> THE DATA:

----

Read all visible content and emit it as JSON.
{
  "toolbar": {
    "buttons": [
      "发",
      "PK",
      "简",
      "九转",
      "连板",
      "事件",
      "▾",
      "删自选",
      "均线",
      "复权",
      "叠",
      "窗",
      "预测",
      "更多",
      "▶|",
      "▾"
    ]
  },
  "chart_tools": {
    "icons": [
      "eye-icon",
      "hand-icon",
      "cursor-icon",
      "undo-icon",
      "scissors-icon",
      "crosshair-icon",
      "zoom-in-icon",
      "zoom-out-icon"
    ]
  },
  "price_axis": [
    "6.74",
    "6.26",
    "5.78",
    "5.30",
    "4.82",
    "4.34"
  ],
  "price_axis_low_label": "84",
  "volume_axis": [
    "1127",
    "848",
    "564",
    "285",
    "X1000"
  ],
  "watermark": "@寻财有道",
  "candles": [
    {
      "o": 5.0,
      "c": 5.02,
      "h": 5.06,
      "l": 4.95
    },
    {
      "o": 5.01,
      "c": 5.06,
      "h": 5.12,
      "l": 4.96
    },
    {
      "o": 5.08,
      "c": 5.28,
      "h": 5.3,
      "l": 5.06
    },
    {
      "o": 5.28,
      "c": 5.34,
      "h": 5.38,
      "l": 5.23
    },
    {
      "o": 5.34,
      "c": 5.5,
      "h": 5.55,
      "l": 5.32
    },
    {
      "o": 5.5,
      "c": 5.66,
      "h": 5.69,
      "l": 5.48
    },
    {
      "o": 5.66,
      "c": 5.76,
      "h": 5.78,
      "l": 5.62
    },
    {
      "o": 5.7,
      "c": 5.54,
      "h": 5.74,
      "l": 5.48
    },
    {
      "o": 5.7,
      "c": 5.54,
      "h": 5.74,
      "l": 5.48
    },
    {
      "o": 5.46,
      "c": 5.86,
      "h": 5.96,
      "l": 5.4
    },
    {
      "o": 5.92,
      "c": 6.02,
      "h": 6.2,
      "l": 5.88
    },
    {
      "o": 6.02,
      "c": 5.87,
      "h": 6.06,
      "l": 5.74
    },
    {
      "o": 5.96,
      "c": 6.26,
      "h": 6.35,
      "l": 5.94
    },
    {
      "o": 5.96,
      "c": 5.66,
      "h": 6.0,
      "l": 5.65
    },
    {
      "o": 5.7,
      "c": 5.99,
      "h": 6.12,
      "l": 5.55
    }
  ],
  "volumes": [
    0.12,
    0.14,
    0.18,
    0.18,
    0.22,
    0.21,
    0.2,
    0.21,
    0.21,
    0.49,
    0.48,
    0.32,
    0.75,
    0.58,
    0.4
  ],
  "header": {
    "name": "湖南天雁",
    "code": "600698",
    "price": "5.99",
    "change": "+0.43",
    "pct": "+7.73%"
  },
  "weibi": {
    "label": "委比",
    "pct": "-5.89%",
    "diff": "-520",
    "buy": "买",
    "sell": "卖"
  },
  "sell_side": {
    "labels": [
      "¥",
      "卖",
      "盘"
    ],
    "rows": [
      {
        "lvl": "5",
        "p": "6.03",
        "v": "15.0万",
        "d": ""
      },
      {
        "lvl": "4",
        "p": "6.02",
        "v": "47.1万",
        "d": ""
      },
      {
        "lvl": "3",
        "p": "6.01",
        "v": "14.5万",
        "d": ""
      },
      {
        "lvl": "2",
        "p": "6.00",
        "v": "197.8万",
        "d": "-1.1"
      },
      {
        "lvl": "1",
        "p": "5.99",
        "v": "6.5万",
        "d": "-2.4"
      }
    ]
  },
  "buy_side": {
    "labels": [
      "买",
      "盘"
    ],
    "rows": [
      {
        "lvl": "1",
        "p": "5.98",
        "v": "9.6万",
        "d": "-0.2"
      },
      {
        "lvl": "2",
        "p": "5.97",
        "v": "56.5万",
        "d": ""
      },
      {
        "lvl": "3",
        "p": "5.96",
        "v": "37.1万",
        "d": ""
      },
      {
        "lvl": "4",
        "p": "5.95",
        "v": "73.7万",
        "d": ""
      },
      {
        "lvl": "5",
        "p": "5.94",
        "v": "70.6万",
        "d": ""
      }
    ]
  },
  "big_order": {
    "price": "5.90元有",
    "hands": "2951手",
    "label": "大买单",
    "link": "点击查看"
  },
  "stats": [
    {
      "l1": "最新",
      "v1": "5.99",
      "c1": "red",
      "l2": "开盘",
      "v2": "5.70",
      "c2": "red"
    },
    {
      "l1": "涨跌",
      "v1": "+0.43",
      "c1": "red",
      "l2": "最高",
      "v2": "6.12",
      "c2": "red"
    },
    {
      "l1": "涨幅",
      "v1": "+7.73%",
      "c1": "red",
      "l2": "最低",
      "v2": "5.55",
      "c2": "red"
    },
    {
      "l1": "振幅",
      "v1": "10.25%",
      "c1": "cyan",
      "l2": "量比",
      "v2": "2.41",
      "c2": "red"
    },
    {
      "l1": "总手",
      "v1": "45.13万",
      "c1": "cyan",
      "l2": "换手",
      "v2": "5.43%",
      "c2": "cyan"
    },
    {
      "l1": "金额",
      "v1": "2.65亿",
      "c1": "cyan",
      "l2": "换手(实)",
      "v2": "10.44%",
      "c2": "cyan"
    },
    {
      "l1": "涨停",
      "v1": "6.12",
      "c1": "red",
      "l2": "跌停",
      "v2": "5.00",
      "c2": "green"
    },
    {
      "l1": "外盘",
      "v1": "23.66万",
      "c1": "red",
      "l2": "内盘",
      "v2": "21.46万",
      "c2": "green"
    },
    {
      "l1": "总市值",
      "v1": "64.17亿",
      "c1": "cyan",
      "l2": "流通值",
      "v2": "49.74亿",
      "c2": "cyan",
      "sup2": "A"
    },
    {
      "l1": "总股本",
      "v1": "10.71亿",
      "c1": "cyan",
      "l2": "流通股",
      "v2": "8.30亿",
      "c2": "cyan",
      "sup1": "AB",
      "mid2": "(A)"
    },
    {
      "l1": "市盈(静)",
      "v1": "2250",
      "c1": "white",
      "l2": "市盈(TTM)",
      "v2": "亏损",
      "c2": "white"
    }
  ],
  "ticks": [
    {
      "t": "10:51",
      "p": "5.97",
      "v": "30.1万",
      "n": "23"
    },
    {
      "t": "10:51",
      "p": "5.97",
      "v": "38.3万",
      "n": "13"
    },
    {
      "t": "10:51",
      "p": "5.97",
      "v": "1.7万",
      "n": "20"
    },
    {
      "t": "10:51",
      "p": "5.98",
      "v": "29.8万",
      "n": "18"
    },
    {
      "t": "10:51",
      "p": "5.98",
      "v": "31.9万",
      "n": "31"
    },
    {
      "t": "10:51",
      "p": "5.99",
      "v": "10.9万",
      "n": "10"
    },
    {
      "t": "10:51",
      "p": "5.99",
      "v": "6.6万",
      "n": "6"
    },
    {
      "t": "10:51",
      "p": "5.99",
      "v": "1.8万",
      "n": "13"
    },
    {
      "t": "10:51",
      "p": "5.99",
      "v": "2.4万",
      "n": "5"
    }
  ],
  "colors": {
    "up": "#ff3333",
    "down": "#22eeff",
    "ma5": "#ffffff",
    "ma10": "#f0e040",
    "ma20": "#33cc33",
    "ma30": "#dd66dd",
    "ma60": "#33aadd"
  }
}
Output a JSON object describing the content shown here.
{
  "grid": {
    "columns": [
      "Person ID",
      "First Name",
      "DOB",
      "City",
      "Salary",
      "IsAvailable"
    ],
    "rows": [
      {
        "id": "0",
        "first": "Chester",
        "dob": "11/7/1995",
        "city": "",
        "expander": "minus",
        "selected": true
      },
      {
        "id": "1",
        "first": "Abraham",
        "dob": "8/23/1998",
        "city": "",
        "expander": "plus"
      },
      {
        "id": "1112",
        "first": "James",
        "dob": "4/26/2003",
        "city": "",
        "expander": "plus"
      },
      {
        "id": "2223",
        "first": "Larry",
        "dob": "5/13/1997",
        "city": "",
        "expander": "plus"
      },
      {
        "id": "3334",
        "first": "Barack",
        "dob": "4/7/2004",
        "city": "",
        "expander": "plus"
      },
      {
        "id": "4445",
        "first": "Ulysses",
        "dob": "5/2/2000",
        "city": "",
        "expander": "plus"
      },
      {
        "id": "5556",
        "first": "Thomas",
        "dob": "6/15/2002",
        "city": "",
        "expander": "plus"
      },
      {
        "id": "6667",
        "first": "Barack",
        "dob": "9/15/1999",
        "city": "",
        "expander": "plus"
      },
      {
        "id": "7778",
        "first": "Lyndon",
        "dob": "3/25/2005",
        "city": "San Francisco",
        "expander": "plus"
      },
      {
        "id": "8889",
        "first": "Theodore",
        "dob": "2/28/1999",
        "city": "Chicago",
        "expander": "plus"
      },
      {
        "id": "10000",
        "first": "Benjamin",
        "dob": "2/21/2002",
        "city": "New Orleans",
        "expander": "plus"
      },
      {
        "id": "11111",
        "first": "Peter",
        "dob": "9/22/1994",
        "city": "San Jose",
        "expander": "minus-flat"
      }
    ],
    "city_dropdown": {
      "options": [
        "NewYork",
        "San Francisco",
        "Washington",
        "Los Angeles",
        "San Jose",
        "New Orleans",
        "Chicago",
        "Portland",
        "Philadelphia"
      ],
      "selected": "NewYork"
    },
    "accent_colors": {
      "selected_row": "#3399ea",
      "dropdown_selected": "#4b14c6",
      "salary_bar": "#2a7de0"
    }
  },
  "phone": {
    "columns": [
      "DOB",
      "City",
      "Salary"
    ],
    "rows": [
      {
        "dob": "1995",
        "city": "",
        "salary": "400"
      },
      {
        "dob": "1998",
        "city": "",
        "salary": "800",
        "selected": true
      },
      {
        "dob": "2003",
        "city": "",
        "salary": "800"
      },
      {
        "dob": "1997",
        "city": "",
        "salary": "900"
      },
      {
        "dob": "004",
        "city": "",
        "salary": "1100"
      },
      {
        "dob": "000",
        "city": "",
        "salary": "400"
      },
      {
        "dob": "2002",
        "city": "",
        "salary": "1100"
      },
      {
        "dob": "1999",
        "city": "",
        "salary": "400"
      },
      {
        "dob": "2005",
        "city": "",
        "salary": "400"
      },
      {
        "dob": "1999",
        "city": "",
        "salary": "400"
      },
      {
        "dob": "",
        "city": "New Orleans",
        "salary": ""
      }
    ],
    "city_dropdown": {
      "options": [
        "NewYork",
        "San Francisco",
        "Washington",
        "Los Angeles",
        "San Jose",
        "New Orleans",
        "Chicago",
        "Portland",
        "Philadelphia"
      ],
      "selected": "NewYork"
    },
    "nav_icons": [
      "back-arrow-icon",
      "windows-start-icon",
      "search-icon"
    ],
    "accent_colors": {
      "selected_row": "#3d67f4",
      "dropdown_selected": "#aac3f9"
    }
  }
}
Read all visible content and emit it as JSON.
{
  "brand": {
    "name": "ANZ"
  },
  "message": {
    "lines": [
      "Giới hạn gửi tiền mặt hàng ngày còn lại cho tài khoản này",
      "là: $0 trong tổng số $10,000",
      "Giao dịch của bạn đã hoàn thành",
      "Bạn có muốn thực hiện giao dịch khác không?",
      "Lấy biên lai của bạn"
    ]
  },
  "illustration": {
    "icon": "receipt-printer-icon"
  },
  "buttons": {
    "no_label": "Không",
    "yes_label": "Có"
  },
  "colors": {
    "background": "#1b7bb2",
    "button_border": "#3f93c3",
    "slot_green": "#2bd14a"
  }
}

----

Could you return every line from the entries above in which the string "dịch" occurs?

      "Giao dịch của bạn đã hoàn thành",
      "Bạn có muốn thực hiện giao dịch khác không?",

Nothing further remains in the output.